New Brunswick

Saint John police have 'bigger fish to fry' than pot shops, says chief

Saint John has “bigger fish to fry” than enforcing murky marijuana laws, according to police Chief John Bates

Police Chief John Bates 'doesn't like' what dispensaries stand for, but says hazy laws can't be enforced

Medical cannabisarijuana dispensaries weren't a top priority for police vis-à-vis other crime and social issues in Saint John, police Chief John Bates said in Sept 2016 interview. Twelve people were arrested in raids five months later. (CBC)

Medical marijuana dispensaries aren't a top priority for police vis-à-vis other crime and social issues in Saint John, according to police Chief John Bates.

"We have crime issues that we're endeavouring to tackle, societal issues like homelessness, vagrancy, and panhandling in the uptown we're trying to cure," said Bates.

"I get far more calls about that than I have about a marijuana dispensary."

Two new dispensaries

Medicinal Grounds Cannabis Centre, a medical marijuana dispensary, opened in uptown Saint John on Aug. 16. (Matthew Bingley/CBC)
Two medical marijuana storefronts, Medicinal Grounds Cannabis Centre, and HBB Medical Inc., opened last month on Prince William Street and Chesley Drive. While both shops lack licences from Health Canada, the owners of both establishments say they serve only patients with medical prescriptions.

But despite concerns about where such "unlicensed entities" get their product, said Bates, the laws remain insufficiently defined for the Saint John Police Department to act.

"There's a great deal of uncertainty across the country regarding marijuana laws," said Bates. "We wanted to make sure that whatever the Saint John Police Force does, or doesn't do, was not going to be viewed as discriminatory, arbitrary or inconsistent with other jurisdictions, at least within the province."

Although the federal Liberal party has announced plans to legalize marijuana in spring 2017, the plant remains illegal under the Controlled Drugs and Substances Act. In the meantime, decisions on how or whether to enforce the pot laws currently on the books have largely fallen to municipal policing agencies.

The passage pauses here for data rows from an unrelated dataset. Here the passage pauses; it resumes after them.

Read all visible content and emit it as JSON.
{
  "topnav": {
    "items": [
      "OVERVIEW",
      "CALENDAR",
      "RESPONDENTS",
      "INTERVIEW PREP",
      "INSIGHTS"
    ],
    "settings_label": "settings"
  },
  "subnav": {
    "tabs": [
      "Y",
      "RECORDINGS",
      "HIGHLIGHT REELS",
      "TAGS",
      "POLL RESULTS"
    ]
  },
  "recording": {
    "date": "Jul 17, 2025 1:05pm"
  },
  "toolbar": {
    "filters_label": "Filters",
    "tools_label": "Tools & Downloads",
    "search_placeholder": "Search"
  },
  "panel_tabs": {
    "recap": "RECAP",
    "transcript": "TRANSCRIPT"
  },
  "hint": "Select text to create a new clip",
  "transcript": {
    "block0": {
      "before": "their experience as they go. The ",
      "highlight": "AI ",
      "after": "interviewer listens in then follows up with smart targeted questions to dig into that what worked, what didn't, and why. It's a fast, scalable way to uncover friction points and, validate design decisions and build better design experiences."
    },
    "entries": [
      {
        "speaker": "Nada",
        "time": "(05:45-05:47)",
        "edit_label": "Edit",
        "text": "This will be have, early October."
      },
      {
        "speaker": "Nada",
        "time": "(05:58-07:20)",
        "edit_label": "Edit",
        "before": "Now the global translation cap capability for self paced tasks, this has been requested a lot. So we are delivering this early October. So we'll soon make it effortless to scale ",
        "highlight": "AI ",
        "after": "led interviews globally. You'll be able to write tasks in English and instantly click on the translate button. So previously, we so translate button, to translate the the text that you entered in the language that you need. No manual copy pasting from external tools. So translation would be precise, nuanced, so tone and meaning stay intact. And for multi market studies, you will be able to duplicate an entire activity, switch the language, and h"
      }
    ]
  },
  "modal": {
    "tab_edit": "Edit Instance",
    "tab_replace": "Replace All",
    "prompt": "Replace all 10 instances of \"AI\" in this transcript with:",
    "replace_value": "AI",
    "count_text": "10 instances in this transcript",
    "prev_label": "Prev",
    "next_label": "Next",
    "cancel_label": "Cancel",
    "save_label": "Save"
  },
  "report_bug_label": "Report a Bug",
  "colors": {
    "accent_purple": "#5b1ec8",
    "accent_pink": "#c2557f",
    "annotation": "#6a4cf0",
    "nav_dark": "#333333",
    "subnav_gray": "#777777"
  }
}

"Quantum leap" in public acceptance

Despite the federal Liberal campaign promise to legalize marijuana, it's still an illegal substance under the Controlled Drugs and Substances Act. Chief Bates is considering, with other jurisdictions, what the next move is.
Bates said in his 32 years as a police officer, society has undergone a "quantum leap" in the way it views marijuana.

"I come from an era where we used to arrest kids for having a single joint," he said.

He's far from untroubled by the recent proliferation of storefronts openly advertising marijuana.

"As I walk by that dispensary, as a 32-year policing veteran, I don't like it there because of what it stands for. I think it's working outside the law.

"But in Saint John, as a whole, we have bigger fish to fry."

Bigger issues at play

Brock Merchant operates HBB Medical Inc., the second of two dispensaries to open in Saint John last month. (CBC)
Bates said the Saint John Police Force has lacked clear guidance from the federal government on enforcing marijuana laws.

"I think on the marijuana question in this country, our footing is a little gelatinous right now and anytime there is no clear direction, it hampers enforcement."

Still, the current legal limbo doesn't mean dispensary owners have carte blanche.

"Once we get clear and consistent direction [from the federal government]," said Bates. "We'll either take action, or not, depending on what the outcomes are."

In the interim, "In the big scheme of things, it's a pebble in my shoe compared to the other things we're trying to deal with as a police force in this city," he said.

with files from Information Morning Saint John